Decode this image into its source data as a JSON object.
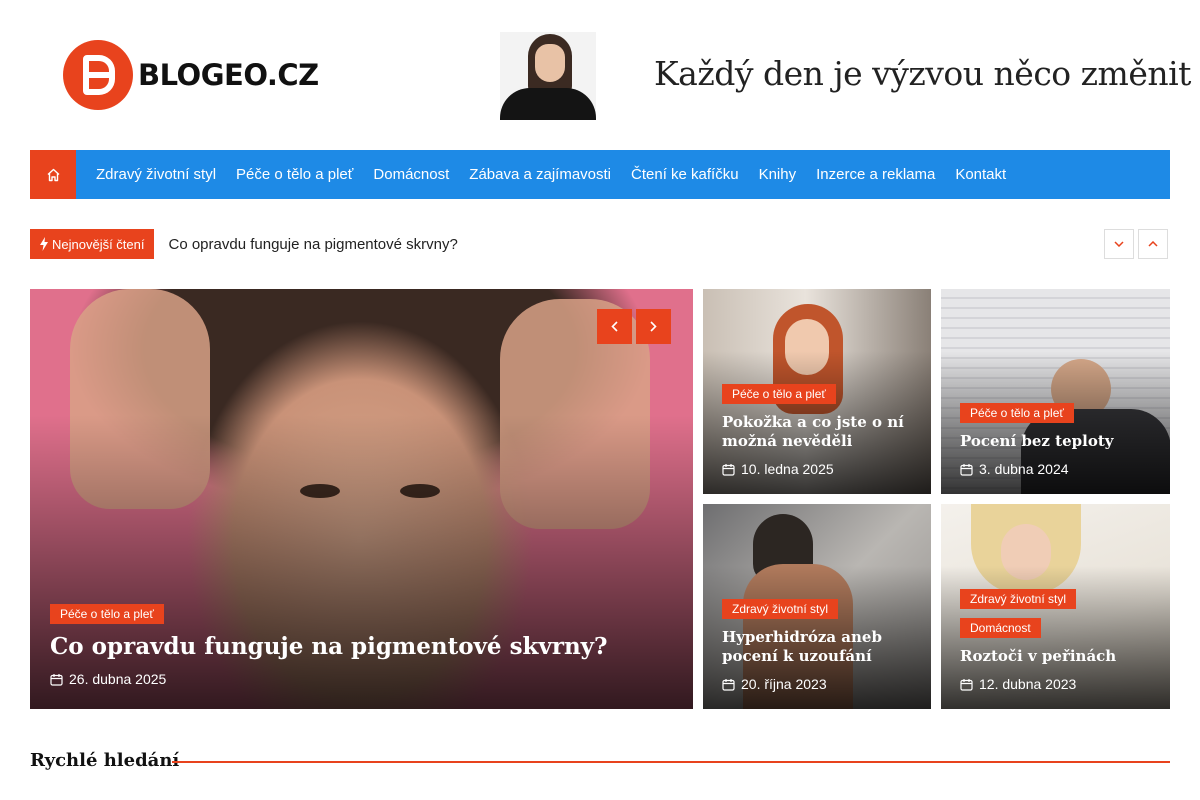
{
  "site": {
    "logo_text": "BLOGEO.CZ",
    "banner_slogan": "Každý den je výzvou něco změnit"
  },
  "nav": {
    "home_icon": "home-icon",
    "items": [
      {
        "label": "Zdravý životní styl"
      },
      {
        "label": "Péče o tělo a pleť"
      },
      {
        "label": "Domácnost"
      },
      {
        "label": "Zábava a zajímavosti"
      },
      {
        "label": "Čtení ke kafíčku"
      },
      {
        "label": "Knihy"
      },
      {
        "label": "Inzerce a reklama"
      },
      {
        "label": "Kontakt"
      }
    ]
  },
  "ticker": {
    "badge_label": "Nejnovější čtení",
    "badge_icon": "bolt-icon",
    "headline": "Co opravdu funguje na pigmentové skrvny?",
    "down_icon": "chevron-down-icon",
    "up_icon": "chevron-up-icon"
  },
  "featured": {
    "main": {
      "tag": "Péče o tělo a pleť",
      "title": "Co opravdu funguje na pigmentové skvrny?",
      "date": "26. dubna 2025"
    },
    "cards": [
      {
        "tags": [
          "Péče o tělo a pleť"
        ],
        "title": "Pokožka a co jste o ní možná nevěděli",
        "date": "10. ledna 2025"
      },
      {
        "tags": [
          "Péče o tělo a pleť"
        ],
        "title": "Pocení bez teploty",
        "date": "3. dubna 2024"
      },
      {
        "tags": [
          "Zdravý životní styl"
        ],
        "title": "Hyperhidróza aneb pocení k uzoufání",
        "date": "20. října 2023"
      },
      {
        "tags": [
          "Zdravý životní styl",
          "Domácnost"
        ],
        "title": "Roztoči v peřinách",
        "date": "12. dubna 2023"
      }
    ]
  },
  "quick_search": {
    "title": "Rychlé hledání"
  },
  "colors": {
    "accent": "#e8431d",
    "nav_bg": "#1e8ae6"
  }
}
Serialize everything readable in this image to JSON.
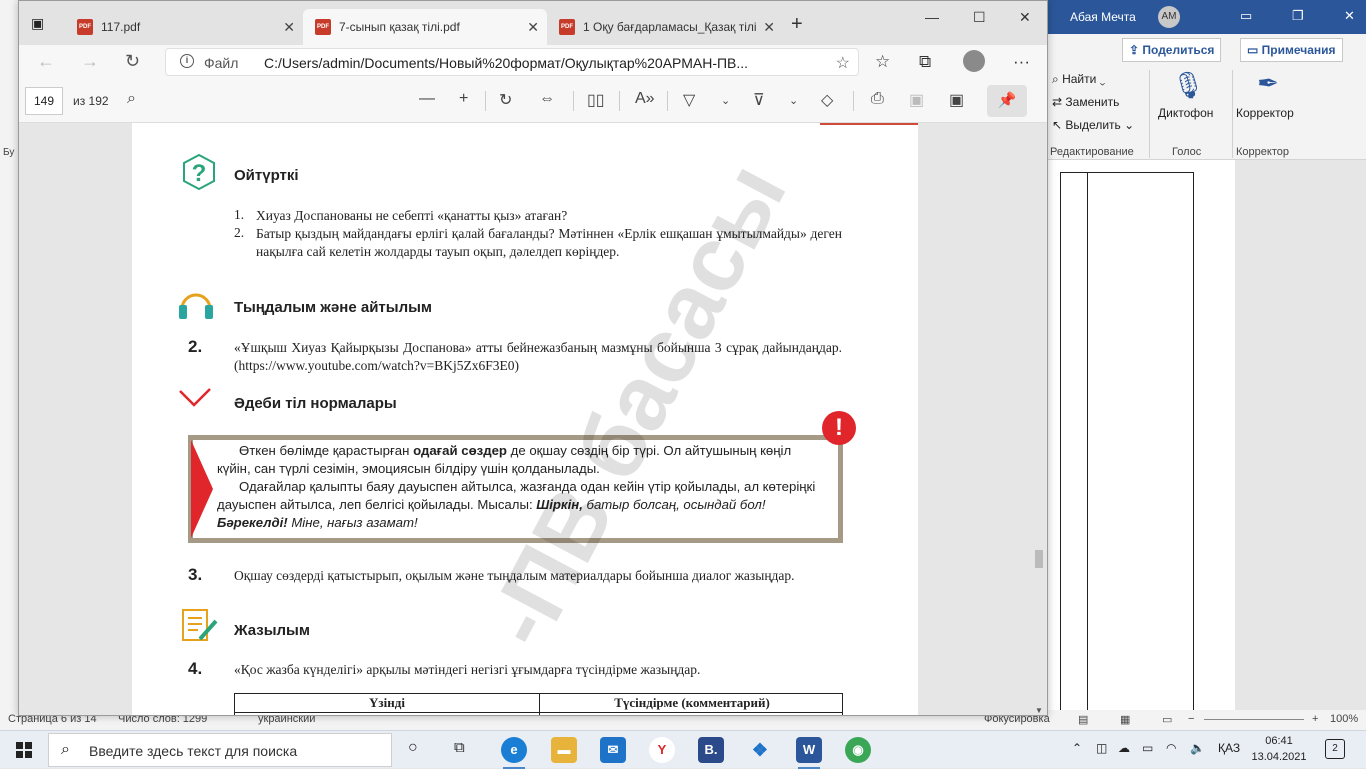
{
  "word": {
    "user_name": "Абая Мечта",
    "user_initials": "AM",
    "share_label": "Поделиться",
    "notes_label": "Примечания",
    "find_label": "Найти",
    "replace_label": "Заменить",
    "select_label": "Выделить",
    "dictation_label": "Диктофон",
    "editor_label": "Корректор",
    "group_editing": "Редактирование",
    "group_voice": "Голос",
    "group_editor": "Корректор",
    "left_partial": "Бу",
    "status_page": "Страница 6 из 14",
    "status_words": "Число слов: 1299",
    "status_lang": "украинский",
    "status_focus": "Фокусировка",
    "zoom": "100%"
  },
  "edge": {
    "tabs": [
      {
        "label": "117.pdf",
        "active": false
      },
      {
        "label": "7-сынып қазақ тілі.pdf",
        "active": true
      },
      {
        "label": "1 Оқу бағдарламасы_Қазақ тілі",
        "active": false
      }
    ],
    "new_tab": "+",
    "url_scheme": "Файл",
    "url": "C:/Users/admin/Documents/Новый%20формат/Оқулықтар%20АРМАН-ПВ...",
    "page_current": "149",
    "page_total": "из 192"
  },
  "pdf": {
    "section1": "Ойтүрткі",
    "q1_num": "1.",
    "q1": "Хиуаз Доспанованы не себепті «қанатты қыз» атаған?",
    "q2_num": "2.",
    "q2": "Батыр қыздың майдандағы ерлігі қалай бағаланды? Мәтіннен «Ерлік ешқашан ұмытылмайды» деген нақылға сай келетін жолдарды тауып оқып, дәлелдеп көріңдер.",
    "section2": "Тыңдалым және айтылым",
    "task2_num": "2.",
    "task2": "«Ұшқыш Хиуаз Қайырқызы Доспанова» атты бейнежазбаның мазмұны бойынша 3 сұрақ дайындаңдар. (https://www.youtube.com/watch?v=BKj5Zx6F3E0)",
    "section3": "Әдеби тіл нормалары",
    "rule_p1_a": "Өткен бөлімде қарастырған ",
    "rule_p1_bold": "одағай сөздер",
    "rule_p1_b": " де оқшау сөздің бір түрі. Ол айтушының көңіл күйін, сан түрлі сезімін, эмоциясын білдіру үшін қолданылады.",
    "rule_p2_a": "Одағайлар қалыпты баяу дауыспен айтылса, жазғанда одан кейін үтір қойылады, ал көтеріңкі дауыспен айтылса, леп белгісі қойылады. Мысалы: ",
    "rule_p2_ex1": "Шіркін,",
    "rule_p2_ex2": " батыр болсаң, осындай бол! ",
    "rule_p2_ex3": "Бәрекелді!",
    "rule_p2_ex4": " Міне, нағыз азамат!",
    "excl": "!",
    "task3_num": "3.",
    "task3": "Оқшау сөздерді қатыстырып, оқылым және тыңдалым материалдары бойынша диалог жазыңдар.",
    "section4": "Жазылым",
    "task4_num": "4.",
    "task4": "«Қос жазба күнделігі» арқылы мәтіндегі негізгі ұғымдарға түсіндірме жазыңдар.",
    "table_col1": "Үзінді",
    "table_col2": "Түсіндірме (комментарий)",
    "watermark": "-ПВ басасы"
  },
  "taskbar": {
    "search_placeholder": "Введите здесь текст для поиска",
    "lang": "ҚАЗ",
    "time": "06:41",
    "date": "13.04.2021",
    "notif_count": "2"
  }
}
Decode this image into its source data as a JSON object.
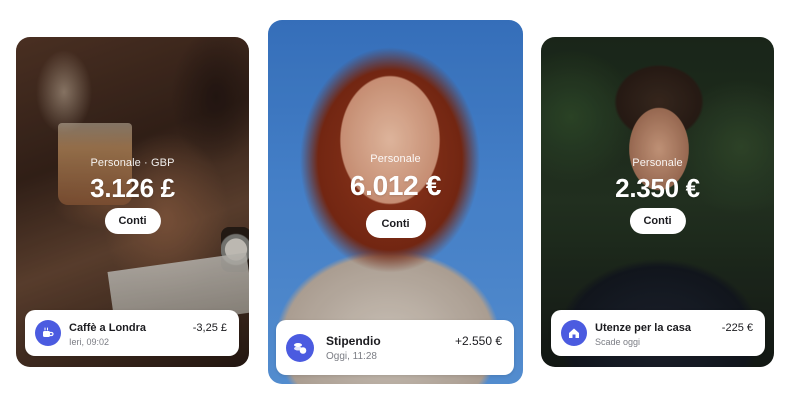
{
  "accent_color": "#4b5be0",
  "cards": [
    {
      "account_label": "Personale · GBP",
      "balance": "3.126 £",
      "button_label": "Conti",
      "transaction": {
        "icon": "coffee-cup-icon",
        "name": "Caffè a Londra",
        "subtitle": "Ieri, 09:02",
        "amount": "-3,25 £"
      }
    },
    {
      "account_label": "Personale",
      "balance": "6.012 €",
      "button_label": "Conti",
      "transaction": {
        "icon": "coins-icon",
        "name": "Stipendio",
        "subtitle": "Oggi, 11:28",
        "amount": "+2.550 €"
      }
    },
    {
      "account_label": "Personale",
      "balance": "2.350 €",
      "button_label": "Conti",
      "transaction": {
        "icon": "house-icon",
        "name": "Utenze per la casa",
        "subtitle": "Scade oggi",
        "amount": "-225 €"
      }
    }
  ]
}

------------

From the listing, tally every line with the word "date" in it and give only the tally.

6